As part of Peril’s coverage of the Chinese Writers Festival, we are reviewing some of the work by guest writers hosted at the festival. First up in the series, language teacher and translator Xia Cui reflects on the some poetry of Ouyang Yu.
Ouyang Yu is a prolific and accomplished poet, critic, translator, editor and novelist. His literary creations have won him multiple grants and awards of prestige, his poems consecutively included in the best Australian poetry collection.
I, on the other hand, don’t read much poetry and somehow had the idea that its grace and subtlety might be well beyond my grasp. Hence I was understandably nervous when asked to review some of his works as part of the Chinese Writers Festival taking place on the 28th of August.
Such concerns quickly went away as I sat down to read Ouyang Yu’s poems and gladly find them frank and accessible. The feelings revealed between the lines are familiar and resonating, as I too am a Chinese living in Australia who, at times, translates and writes, though far less experienced and skilled.
Often raw and alive, Ouyang Yu’s poems are free flowing and the styles of these are unpredictable.
Some are witty:
“15. Sky, an umbrella, but leaks.”
Some are honest, and slightly brutal:
“8. Love you, she said, years ago.”
“38. Lied together, fucked together, parted forever.”
Some are delicately poetic, like The Tree.
Occasionally, he might be bored, or perhaps is trying to be smart:
6-word stories are longer than five.
Ouyang Yu apparently finds poetry in everything, and anything: a misread of book title (A happy misreading), a typo, seeing a breast feeding woman on the street (So nice), the translation of a commercial document full of technical terms (Flowers), his own fetish of the –ish suffix (Fetish), and his creative play with the Chinese and English language.
Being bilingual and an experienced translator gives Ouyang Yu an edge in his literary creations. In his eyes, direct translation itself is poetry. Seeing this happen, I couldn’t agree more.
For example, his poem, China, consists entirely of the direct translation of selected names of river in China. It reads not only smooth and poetic, but also renders native speakers of Chinese, like myself, a new perspective to re-appreciate the poetic-ness of our mother tongue which we so often take for granted. Indeed, as Ouyang Yu writes:
Nothing can be more pleasurably creative when writing, reading and translating happen across the board, and across the genres. 
In Ouyang Yu’s works, I see a poet who dances with ease within and between Chinese and English. His authority and ownership of both the languages is impressive. Whichever language he writes in, he owns, exploits fully his bilingual advantage, does whatever he feels like to his creative satisfaction, and apparently has great fun while doing so.

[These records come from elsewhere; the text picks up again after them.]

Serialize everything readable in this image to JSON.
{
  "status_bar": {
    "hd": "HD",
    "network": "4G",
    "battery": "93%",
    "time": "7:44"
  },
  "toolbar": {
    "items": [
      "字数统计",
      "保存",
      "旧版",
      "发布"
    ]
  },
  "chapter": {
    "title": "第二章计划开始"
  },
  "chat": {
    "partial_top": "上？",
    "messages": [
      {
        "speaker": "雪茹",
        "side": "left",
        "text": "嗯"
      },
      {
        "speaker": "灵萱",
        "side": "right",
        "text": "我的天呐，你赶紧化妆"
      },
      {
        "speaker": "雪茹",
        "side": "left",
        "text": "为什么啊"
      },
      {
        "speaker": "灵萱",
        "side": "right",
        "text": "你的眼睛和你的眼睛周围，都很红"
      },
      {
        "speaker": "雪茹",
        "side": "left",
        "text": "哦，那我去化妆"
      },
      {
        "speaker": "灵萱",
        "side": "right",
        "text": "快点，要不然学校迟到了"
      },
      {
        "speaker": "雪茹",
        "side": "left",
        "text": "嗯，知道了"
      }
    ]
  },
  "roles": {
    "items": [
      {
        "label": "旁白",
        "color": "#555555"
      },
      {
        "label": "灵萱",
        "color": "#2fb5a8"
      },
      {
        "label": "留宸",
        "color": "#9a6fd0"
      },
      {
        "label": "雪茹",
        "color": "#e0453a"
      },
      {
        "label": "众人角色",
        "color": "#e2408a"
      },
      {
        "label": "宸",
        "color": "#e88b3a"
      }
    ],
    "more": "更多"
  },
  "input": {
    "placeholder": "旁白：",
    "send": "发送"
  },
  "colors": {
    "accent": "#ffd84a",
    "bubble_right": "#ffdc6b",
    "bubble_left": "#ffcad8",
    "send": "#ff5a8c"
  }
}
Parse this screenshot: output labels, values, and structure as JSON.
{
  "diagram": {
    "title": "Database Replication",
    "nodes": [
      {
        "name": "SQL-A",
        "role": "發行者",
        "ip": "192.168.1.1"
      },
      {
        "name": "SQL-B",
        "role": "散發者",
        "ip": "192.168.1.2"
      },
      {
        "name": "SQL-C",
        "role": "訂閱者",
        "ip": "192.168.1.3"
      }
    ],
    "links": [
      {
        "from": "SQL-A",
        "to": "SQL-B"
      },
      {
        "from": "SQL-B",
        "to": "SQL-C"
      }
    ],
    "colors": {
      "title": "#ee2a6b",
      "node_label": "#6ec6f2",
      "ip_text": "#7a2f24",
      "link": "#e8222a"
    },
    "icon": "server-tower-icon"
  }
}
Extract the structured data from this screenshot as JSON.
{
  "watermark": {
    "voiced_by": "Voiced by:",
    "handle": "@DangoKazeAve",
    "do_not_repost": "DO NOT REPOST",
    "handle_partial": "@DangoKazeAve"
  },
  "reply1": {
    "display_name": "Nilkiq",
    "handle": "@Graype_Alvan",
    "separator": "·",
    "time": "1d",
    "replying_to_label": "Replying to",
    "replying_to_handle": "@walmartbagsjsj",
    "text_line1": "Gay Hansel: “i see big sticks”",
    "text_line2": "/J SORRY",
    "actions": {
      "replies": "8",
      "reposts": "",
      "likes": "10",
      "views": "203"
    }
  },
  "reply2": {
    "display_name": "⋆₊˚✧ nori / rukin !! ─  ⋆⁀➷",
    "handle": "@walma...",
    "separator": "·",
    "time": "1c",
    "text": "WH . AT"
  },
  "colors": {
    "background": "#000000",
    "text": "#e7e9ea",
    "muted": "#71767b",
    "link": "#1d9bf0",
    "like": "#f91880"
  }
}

Along with reading Ouyang Yu’s poems comes another pleasant find, his views on writing: “write anywhere and anyhow”. Indeed, he can write more than 45 poems over just two weeks, and when questioned on the perfection of these, Ouyang Yu’s response is a gift card quote: “If you keep refining shit, would it become non-shit?” So instead it is, as Ouyang Yu says beautifully:
To capture the spirit of the moment, like a falling star, like a flying butterfly, like a passing whim, a poet has to be constantly on the alert. 
While I’m a little offended by the shit-refining part, as that’s basically what I do all the time, his idea of perseverance holds true to any of us who write to create and hence at the mercy of inspiration that arrives and leaves as it wishes. To best our chance of catching it next time inspiration pops by, let’s write anywhere, and anyhow!
Then, last but not least, and quite unexpectedly, I was thrilled to find something from Ouyang Yu that I could perhaps borrow and use straightaway, his outlook on self-identity, or to be more precise, his response to the various versions of identity applied on him: “After a while, though, seeing that people continue to apply whatever terms they’d like to when describing me, I have given up on feeling uncomfortable but just let things go as each makes sense on its own, capturing only part of the whole thing identity-wise.”
Similar to him, I too changed passports; feeling the need to justify this choice at times can be slightly annoying, and I’m yet to come up with a response that I could comfortably pull out when I need to. Reading Ouyang Yu’s response expressing a thought similar to mine but with non-confrontational confidence makes me feel less anxious, and perhaps even empowered. Before I come up with my own, I may just borrow his.
So here I am on a wintery weekend of Melbourne, discovering the grace of poetry expressed with passion and genuineness, and more.
 Ouyang Yu, Short Short Stories , in Peril Magazine 22(2015).
 Ouyang Yu, Ways of Writing, Reading and Translating: Genre-Crossing in the 21st Century, in Peril Magazine 14(2012).
 Ouyang Yu, Rotten, in Peril Magazine 15(2013).